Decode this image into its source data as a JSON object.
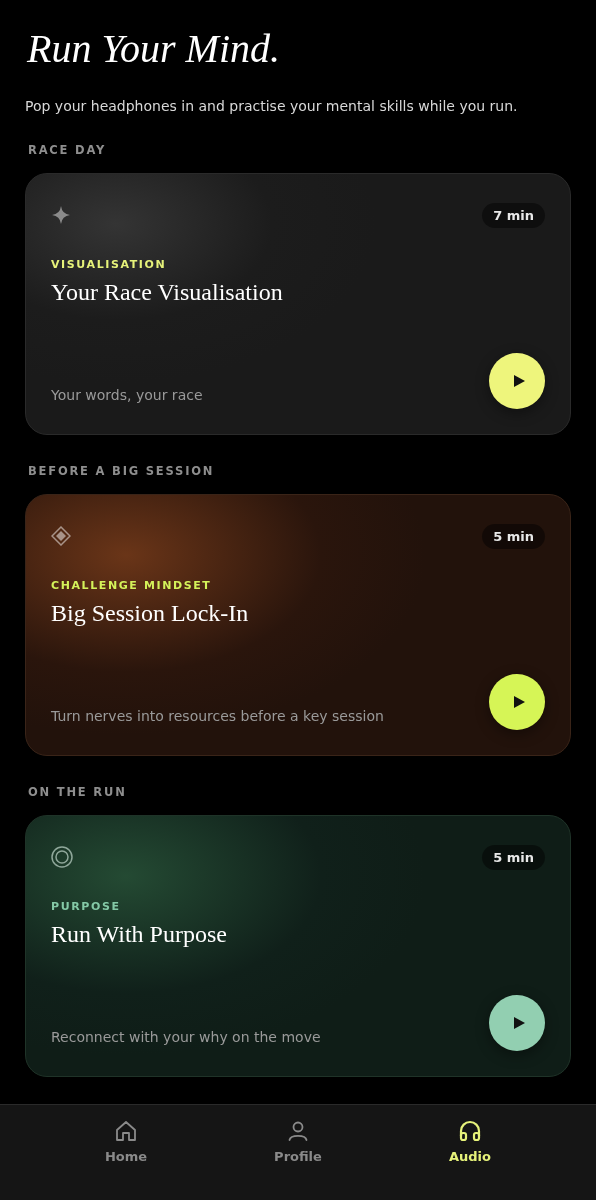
{
  "header": {
    "title": "Run Your Mind.",
    "subtitle": "Pop your headphones in and practise your mental skills while you run."
  },
  "sections": [
    {
      "label": "RACE DAY",
      "card": {
        "kind": "neutral",
        "duration": "7 min",
        "category": "VISUALISATION",
        "title": "Your Race Visualisation",
        "description": "Your words, your race"
      }
    },
    {
      "label": "BEFORE A BIG SESSION",
      "card": {
        "kind": "ember",
        "duration": "5 min",
        "category": "CHALLENGE MINDSET",
        "title": "Big Session Lock-In",
        "description": "Turn nerves into resources before a key session"
      }
    },
    {
      "label": "ON THE RUN",
      "card": {
        "kind": "forest",
        "duration": "5 min",
        "category": "PURPOSE",
        "title": "Run With Purpose",
        "description": "Reconnect with your why on the move"
      }
    }
  ],
  "nav": [
    {
      "label": "Home",
      "selected": false
    },
    {
      "label": "Profile",
      "selected": false
    },
    {
      "label": "Audio",
      "selected": true
    }
  ]
}
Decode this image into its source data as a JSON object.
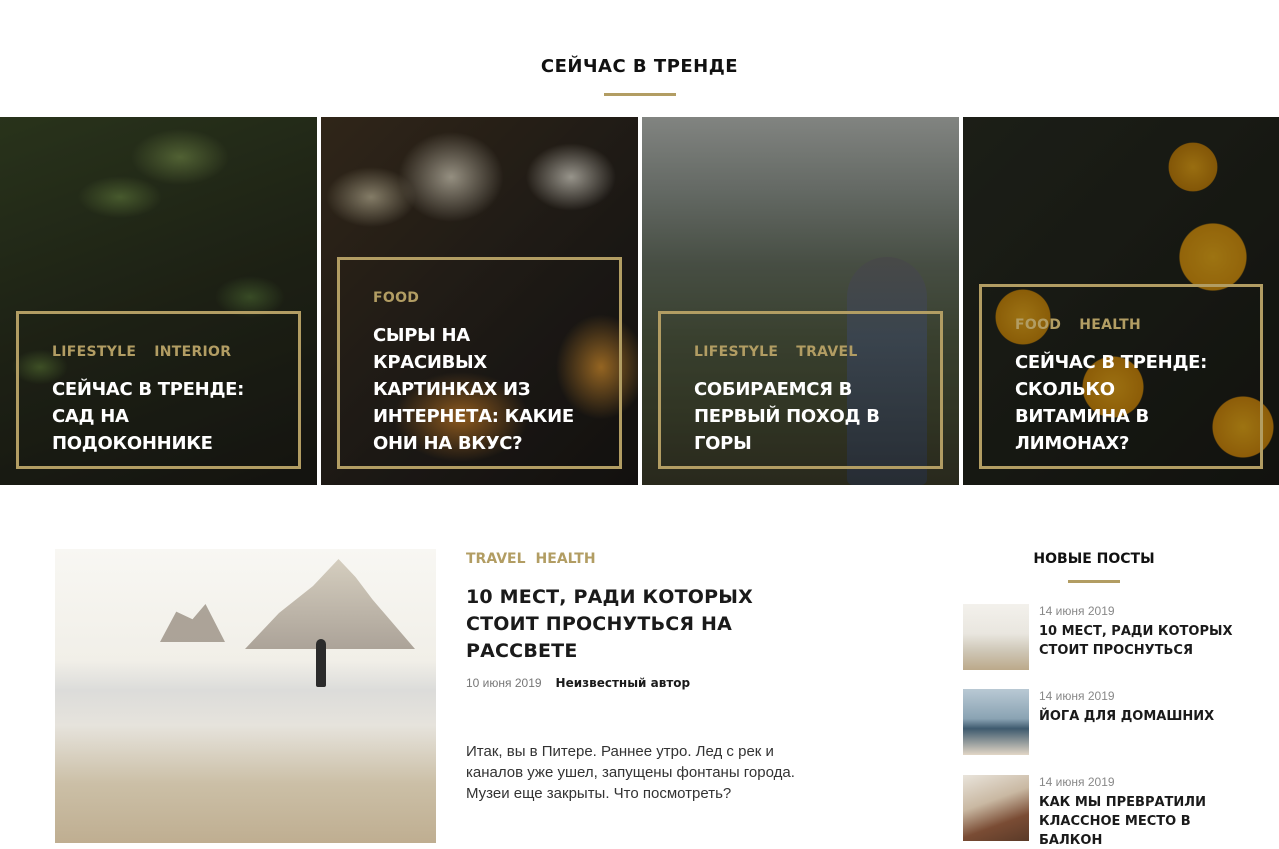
{
  "trending": {
    "title": "СЕЙЧАС В ТРЕНДЕ",
    "cards": [
      {
        "categories": [
          "LIFESTYLE",
          "INTERIOR"
        ],
        "title": "СЕЙЧАС В ТРЕНДЕ: САД НА ПОДОКОННИКЕ"
      },
      {
        "categories": [
          "FOOD"
        ],
        "title": "СЫРЫ НА КРАСИВЫХ КАРТИНКАХ ИЗ ИНТЕРНЕТА: КАКИЕ ОНИ НА ВКУС?"
      },
      {
        "categories": [
          "LIFESTYLE",
          "TRAVEL"
        ],
        "title": "СОБИРАЕМСЯ В ПЕРВЫЙ ПОХОД В ГОРЫ"
      },
      {
        "categories": [
          "FOOD",
          "HEALTH"
        ],
        "title": "СЕЙЧАС В ТРЕНДЕ: СКОЛЬКО ВИТАМИНА В ЛИМОНАХ?"
      }
    ]
  },
  "article": {
    "categories": [
      "TRAVEL",
      "HEALTH"
    ],
    "title": "10 МЕСТ, РАДИ КОТОРЫХ СТОИТ ПРОСНУТЬСЯ НА РАССВЕТЕ",
    "date": "10 июня 2019",
    "author": "Неизвестный автор",
    "excerpt": "Итак, вы в Питере. Раннее утро. Лед с рек и каналов уже ушел, запущены фонтаны города. Музеи еще закрыты. Что посмотреть?"
  },
  "sidebar": {
    "title": "НОВЫЕ ПОСТЫ",
    "posts": [
      {
        "date": "14 июня 2019",
        "title": "10 МЕСТ, РАДИ КОТОРЫХ СТОИТ ПРОСНУТЬСЯ"
      },
      {
        "date": "14 июня 2019",
        "title": "ЙОГА ДЛЯ ДОМАШНИХ"
      },
      {
        "date": "14 июня 2019",
        "title": "КАК МЫ ПРЕВРАТИЛИ КЛАССНОЕ МЕСТО В БАЛКОН"
      }
    ]
  },
  "colors": {
    "accent": "#b29d63",
    "text": "#1a1a1a"
  }
}
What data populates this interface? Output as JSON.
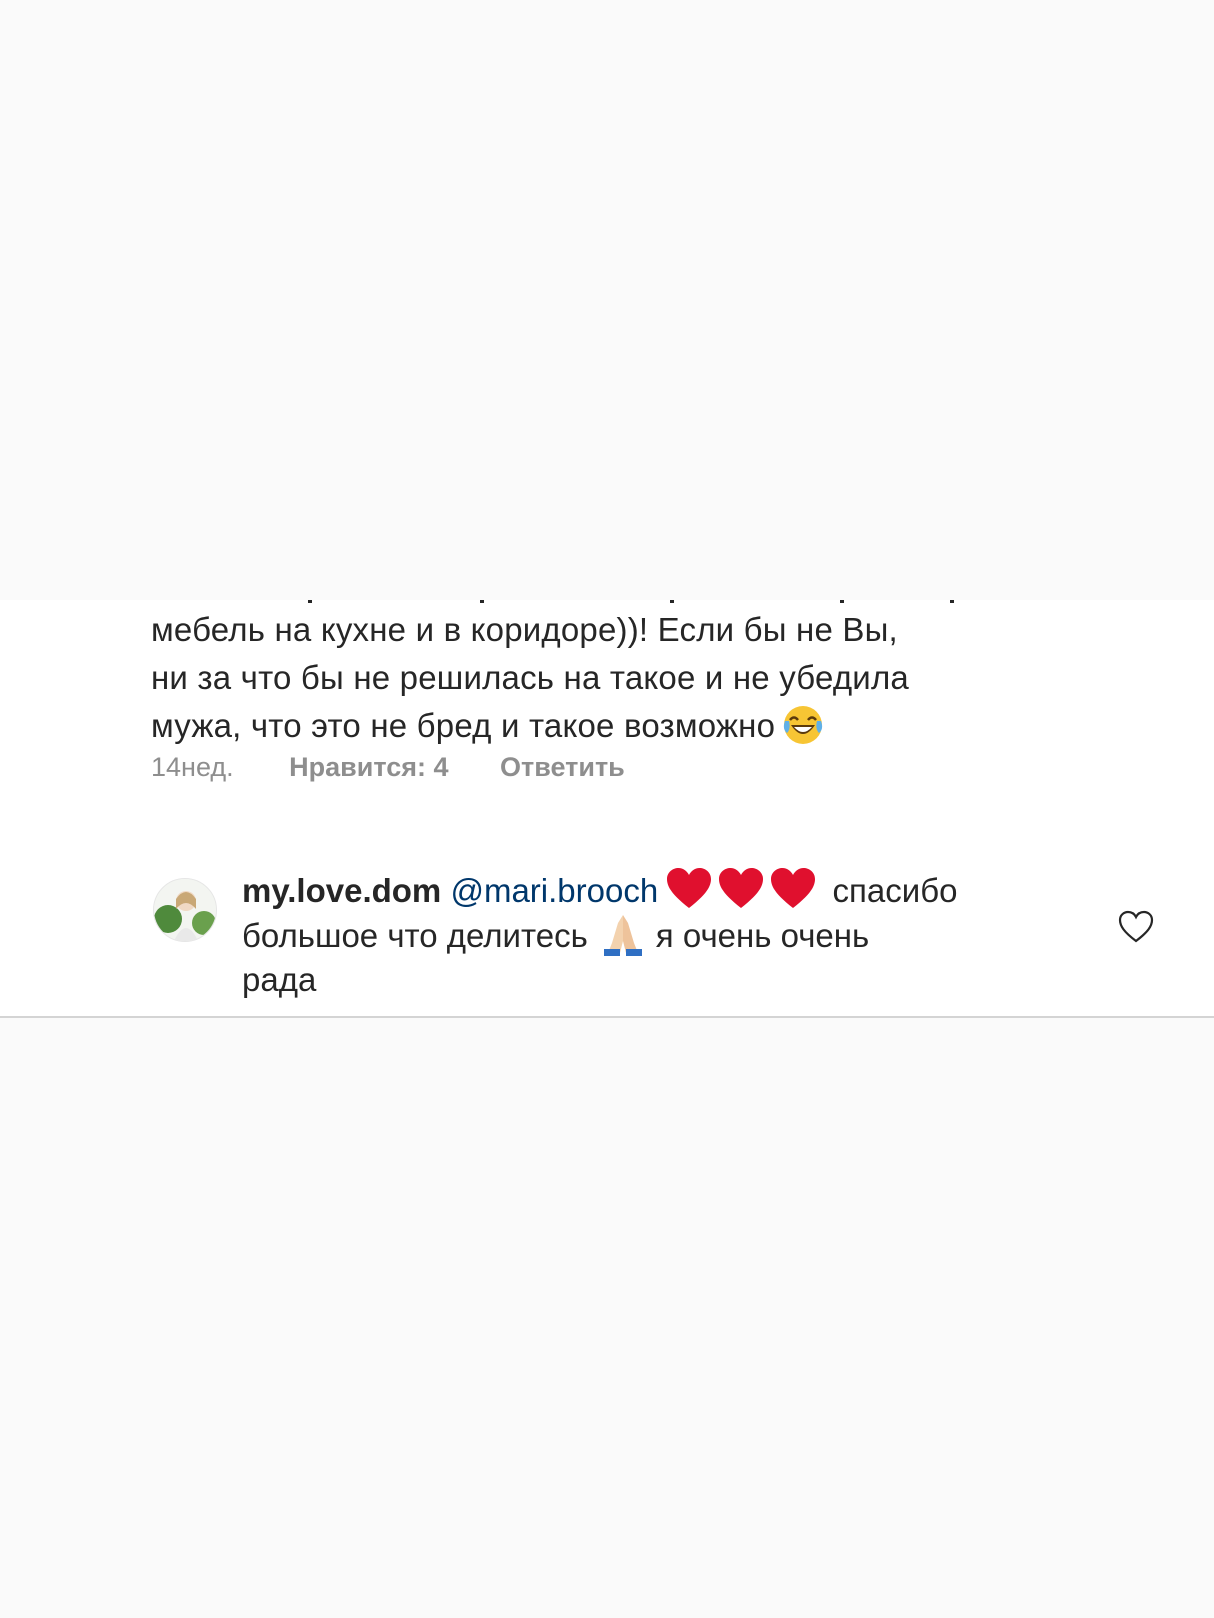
{
  "comment": {
    "truncated_line": "",
    "lines": [
      "мебель на кухне и в коридоре))! Если бы не Вы,",
      "ни за что бы не решилась на такое и не убедила",
      "мужа, что это не бред и такое возможно"
    ],
    "emoji": "face-with-tears-of-joy",
    "meta": {
      "time": "14нед.",
      "likes": "Нравится: 4",
      "reply": "Ответить"
    }
  },
  "reply": {
    "username": "my.love.dom",
    "mention": "@mari.brooch",
    "text_after_hearts": "спасибо",
    "line2": "большое что делитесь",
    "line2_after": "я очень очень",
    "line3": "рада",
    "emojis": [
      "red-heart",
      "red-heart",
      "red-heart",
      "folded-hands"
    ],
    "like_icon": "heart-outline-icon"
  },
  "colors": {
    "text": "#262626",
    "meta": "#8e8e8e",
    "mention": "#00376b",
    "background_outer": "#fafafa",
    "background_panel": "#ffffff",
    "heart_red": "#e0102e"
  }
}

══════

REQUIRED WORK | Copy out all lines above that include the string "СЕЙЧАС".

SOLVED EXERCISE |
    "title": "СЕЙЧАС В ТРЕНДЕ",
        "title": "СЕЙЧАС В ТРЕНДЕ: САД НА ПОДОКОННИКЕ"
        "title": "СЕЙЧАС В ТРЕНДЕ: СКОЛЬКО ВИТАМИНА В ЛИМОНАХ?"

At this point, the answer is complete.